Project EMERGE has been instrumental in the creation of practical solutions to the unique challenges faced by women with disabilities and Deaf women: they not only experience abuse at vastly disproportionate numbers, but they also encounter barriers to seeking assistance.
Project EMERGE—a Burton Blatt Institute (BBI) collaboration with Vera House, working to end domestic and sexual violence, and ARISE, creating a fair and just community in which everyone can fully participate—improves services for women with disabilities and Deaf individuals who may also be victims of domestic and/or sexual violence. The Project EMERGE team is working with other community partners, including the Syracuse Police Department, to create policy and best practices within their organizations.
Members of Project EMERGE’s Advisory Group share their story of how the program has provided an opportunity to grow as individuals and to make a difference.
In their own words…
My name is Cindy, and I am writing on behalf of Joan, Georgianne, Jaylenne, and myself. We are a group of women with disabilities and who are Deaf. We are also survivors of domestic and sexual violence. Together we make up the Project EMERGE Advisory Group. We began in this Advisory Group as strangers, but now consider one another family. Until this project, our experiences of trauma and having a disability or being Deaf carried so much negativity. Project EMERGE has allowed us to turn our troubling experiences into a positive for others in our community.
In the beginning, with so much raw emotion, it was difficult to discuss our experiences of abuse, many of which we tried to keep hidden. The Project EMERGE team wanted to know how our disability or our experience of being Deaf braided together with our abuse history. Before Project EMERGE, we either focused on the disability or the trauma but not how they were related.
We struggled, along with the staff, trying to figure out how we could accommodate all of our needs. We thought having people who were blind or Deaf in the same room would create confusion. Instead, it turned out to be a meaningful experience as we learned how to work with the interpreters and build a strong team. We found safety in talking. We shared our challenges in accessing services for people with disabilities or the Deaf who are victims of abuse. We may have similar disabilities but our needs are different.
As a result of working with project staff and other advisory board members, there has been an increased awareness in the community about accommodations for women with disabilities or those who are Deaf and victims of abuse. We are so proud to have been a part of creating and revising valuable educational resources. For example, a series of fully accessible videos describe how to recognize and avoid abuse as well as where to find support. A new assessment tool also helped ARISE and Vera House staff members assess their ability to provide accessible services.
We are delighted that these resources may be used by other programs across the country.

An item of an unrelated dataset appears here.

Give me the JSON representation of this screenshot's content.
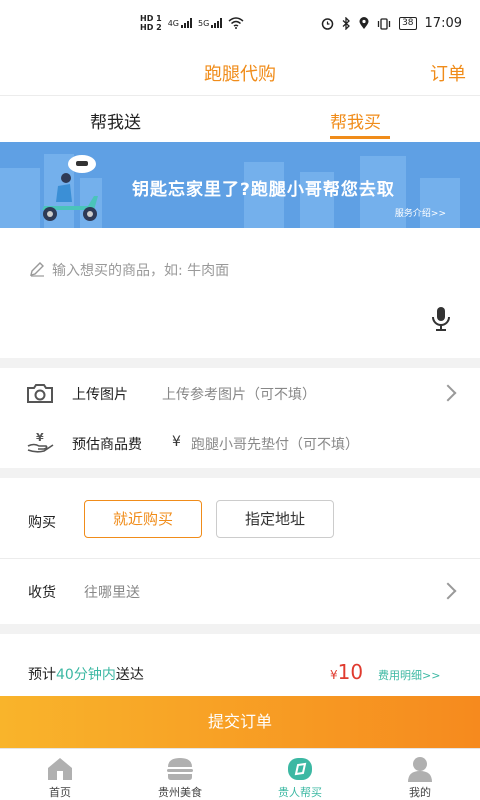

As much as we have done and offered to Project EMERGE, being a part of this group has done so much more for us. We experienced bad things, thinking it was our fault, but when you hear the experiences of others, you realize that you are not alone. We feel empowered. Being part of Project EMERGE has been a healing process for us—an opportunity to grow as individuals and to make a difference in our community.
• Women with disabilities are at least twice as more likely to be raped as compared to women of the general population.
• Eighty-three percent of women with a disability will be sexually assaulted in their lifetime.